This month I’ve burrowed into old epics: Gilgamesh, Sundiata, Genji, Beowulf, the Iliad, the Odyssey and so on, to reacquaint myself and figure out how these ancient literatures are sustained in contemporary writing. I had forgotten how funny and serious at the same time they are. For me, they’re the quintessence of “serious play.” I would wish for my writing to have a similar kind of wit, fun and timelessness.
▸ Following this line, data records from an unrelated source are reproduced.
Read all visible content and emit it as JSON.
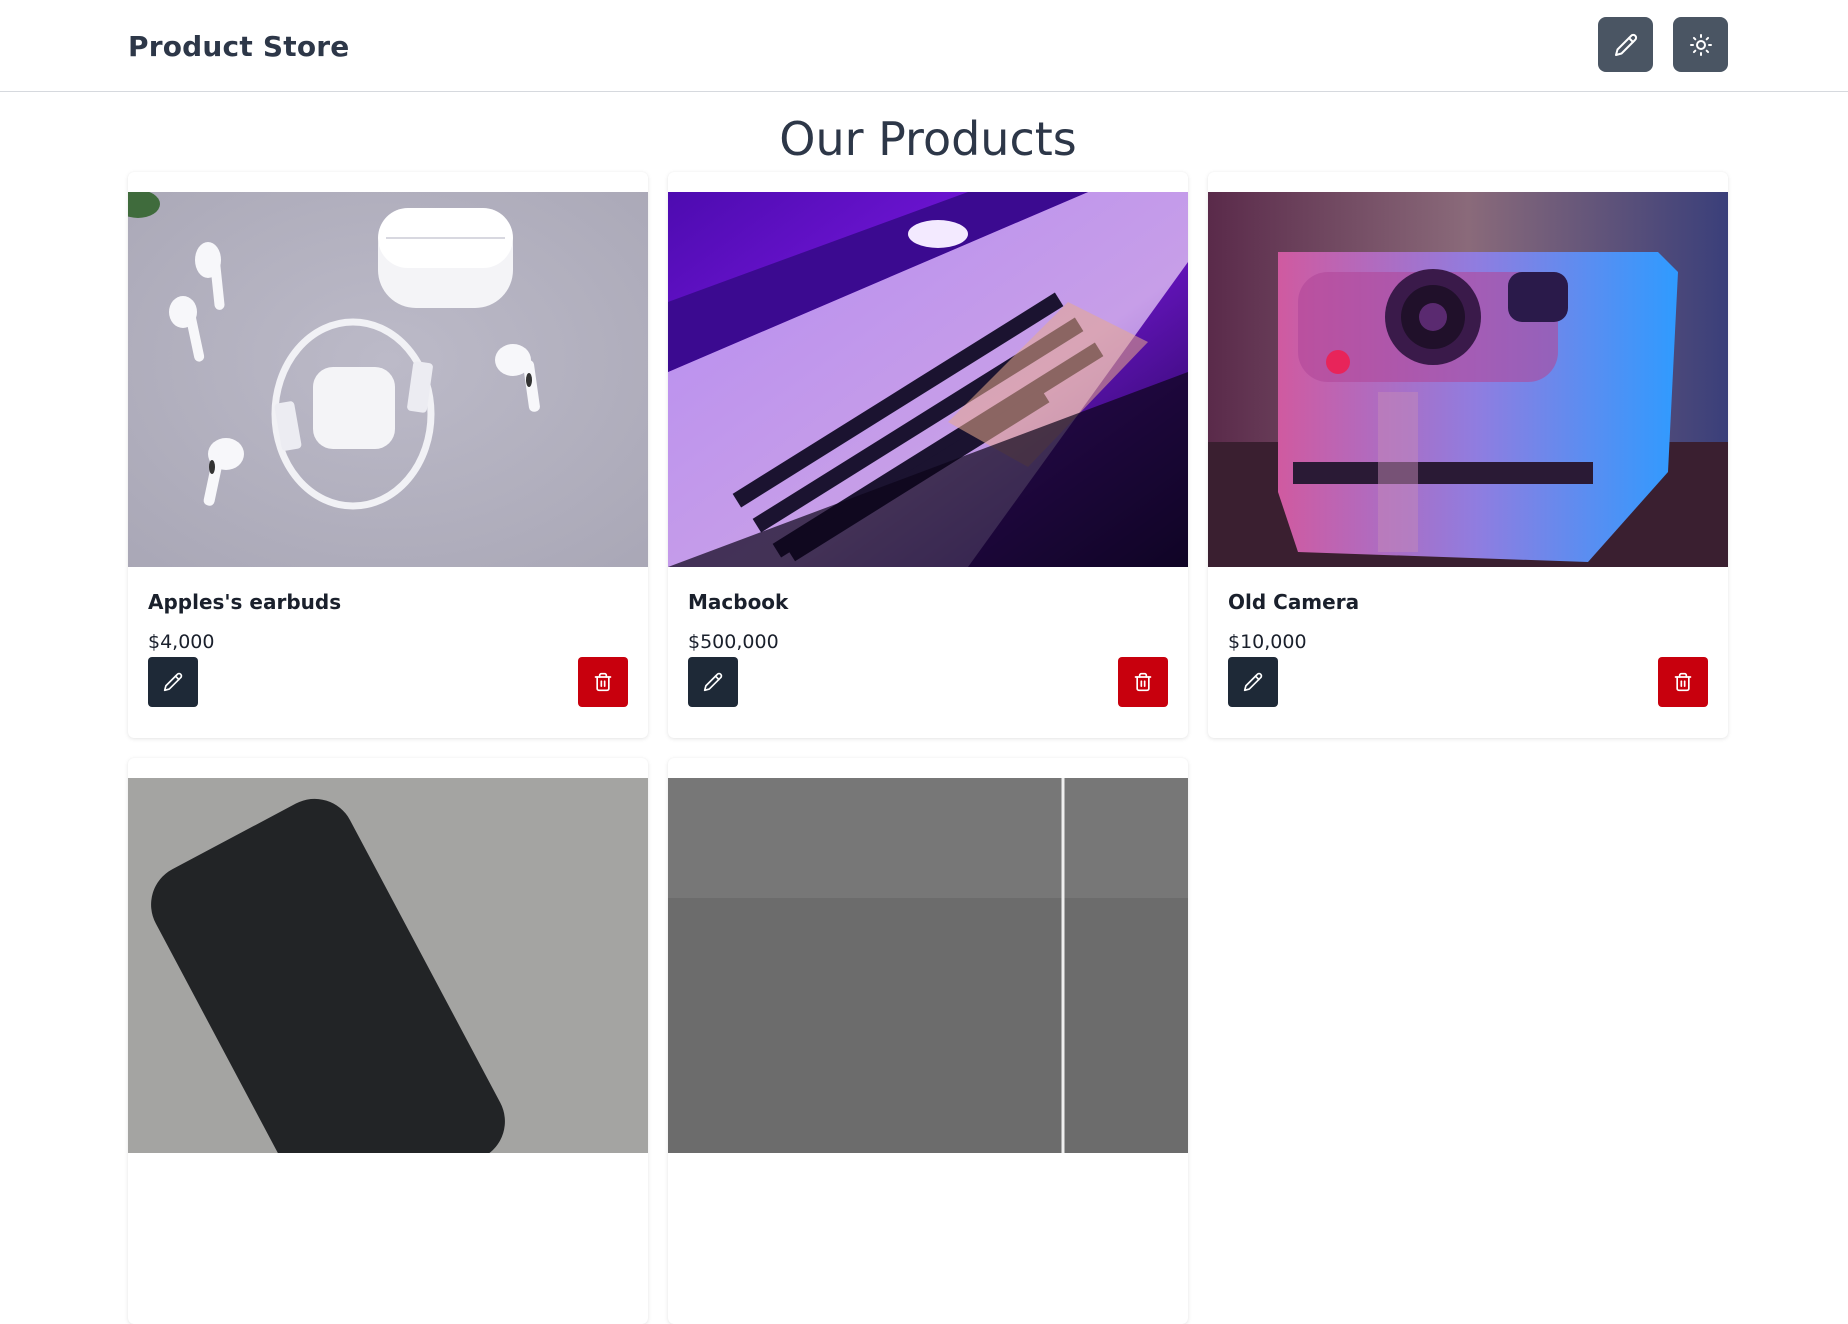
{
  "header": {
    "brand": "Product Store",
    "create_icon": "pencil-icon",
    "theme_icon": "sun-icon"
  },
  "main": {
    "title": "Our Products",
    "products": [
      {
        "name": "Apples's earbuds",
        "price": "$4,000"
      },
      {
        "name": "Macbook",
        "price": "$500,000"
      },
      {
        "name": "Old Camera",
        "price": "$10,000"
      },
      {
        "name": "",
        "price": ""
      },
      {
        "name": "",
        "price": ""
      }
    ]
  },
  "colors": {
    "header_button": "#4a5563",
    "edit_button": "#1e2937",
    "delete_button": "#c8000d",
    "text_heading": "#2d3748"
  }
}
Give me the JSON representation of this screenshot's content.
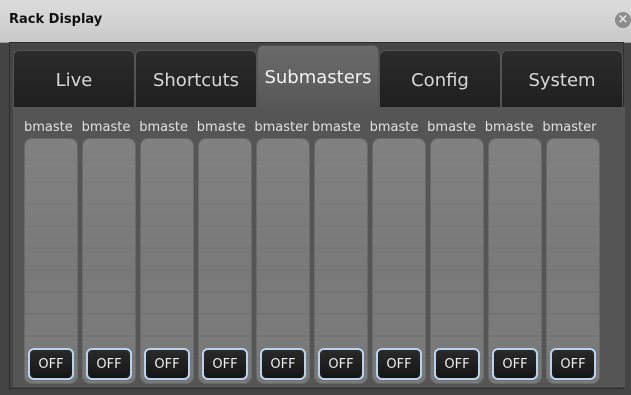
{
  "window": {
    "title": "Rack Display"
  },
  "tabs": [
    {
      "label": "Live"
    },
    {
      "label": "Shortcuts"
    },
    {
      "label": "Submasters"
    },
    {
      "label": "Config"
    },
    {
      "label": "System"
    }
  ],
  "faders": [
    {
      "label": "bmaste",
      "button": "OFF"
    },
    {
      "label": "bmaste",
      "button": "OFF"
    },
    {
      "label": "bmaste",
      "button": "OFF"
    },
    {
      "label": "bmaste",
      "button": "OFF"
    },
    {
      "label": "bmaster",
      "button": "OFF"
    },
    {
      "label": "bmaste",
      "button": "OFF"
    },
    {
      "label": "bmaste",
      "button": "OFF"
    },
    {
      "label": "bmaste",
      "button": "OFF"
    },
    {
      "label": "bmaste",
      "button": "OFF"
    },
    {
      "label": "bmaster",
      "button": "OFF"
    }
  ]
}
I’m especially loving the connection between sorcery and kingdom business, wondering when the kings or presidents of today lost their “real” magic power, assuming that they once had it. Apart from the president of Gambia claiming to cure Aids, for instance, which has not been proven true, no other world leader has magic anymore. This is sad. I don’t know whether even in the past no king truly harnessed it, and the legends or mythologies only work with make-believe. I recall a time in Uganda many years ago during the war, before the current president was elected, a story spread that he was a shape-shifter and for his convenience would turn himself into a cat or an old woman in order to evade his enemies. Many of us agreed that there was no witchery but old wives’ tale. Now I find myself longing for a leader who can truly, magically bend the elements and prove himself or herself not only wise but a great sorcerer, Sundiata style. Of course I’m influenced by the epic, D. T Niane’s version, first published in 1960, in French, celebrating the griot ethos and kingdom magic. Enjoy this excerpt accounting the war of mouths before the swords, between Sundiata and Soumaoro.
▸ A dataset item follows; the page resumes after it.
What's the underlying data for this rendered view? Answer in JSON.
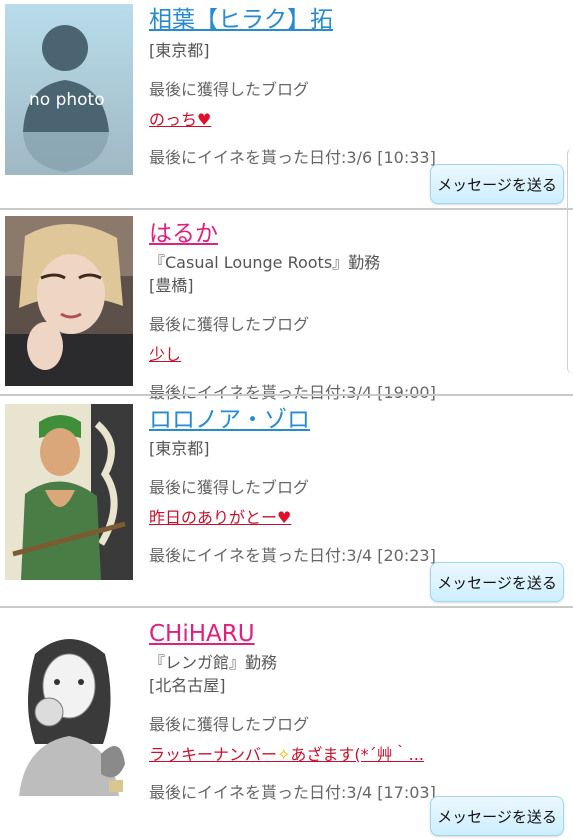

One does not wage war without saying why it is being waged. Those fighting should make a declaration of their grievances to begin with. Just as a sorcerer ought not to attack someone without taking him to task for some evil deed, so a king should not wage war without saying why he is taking up arms.
Soumaoro advanced as far as as Krina, near the village of Dayala on the Niger and decided to assert his rights before joining battle. Soumaoro knew that Sundiata also was a sorcerer, so, instead of sending an embassy, he committed his words to one of his owls. The night bird came and perched on the roof of Djata’s tent and spoke. The son of Sogolon in his tun sent his owl to Soumaoro. Here is the dialogue of the sorcerer kings:
Stop, young man. Henceforth I am the king of Mali. If you want peace, return to where you came from, said Soumaoro.
I am coming back, Soumaoro, to recapture my kingdom. If you want peace, you will make amends to my allies and return to Sosso where you are the king.
I am king of Mali by force of arms. My rights have been established by conquest.
Then I will take Mali from you by force of arms and chase you from my kingdom.
Know then, that I am the wild yam of the rocks; nothing will make me leave Mali.
Know, also that i have in my camp seven master smiths who will shatter the rocks. Then, yam, I will eat you.
I am the poisonous mushroom that makes the fearless vomit.
As for me, I am the ravenous cock, the poison does not matter to me.
Behave yourself, little boy, or you will burn your foot, for I am the red-hot cinder.
But me, I am the rain that extinguishes the cinder; I am the boisterous torrent that will carry you off.
I am the mighty silk-cotton tree that looks from on high on the tops of other trees.
And I, I am the strangling creeper that climbs to the top of the forest giant.
Enough of this argument. You shall not have Mali.
Know that there is no room for two kings on the same skin, Soumaoro; you will let me have your place.
Very well, since you want war, I will wage war against you, but I would have you know that I have killed nine kings whose heads adorn my room. What a pity, indeed, that your head should take its place beside those of your fellow madcaps.
Prepare yourself, Soumaoro, for it will be long before the calamity that is going to crash down upon you and yours comes to an end.
D.T. Niane, Sundiata: an epic of old Mali, trans. G.D. Pickett, Longman, 1965: p60.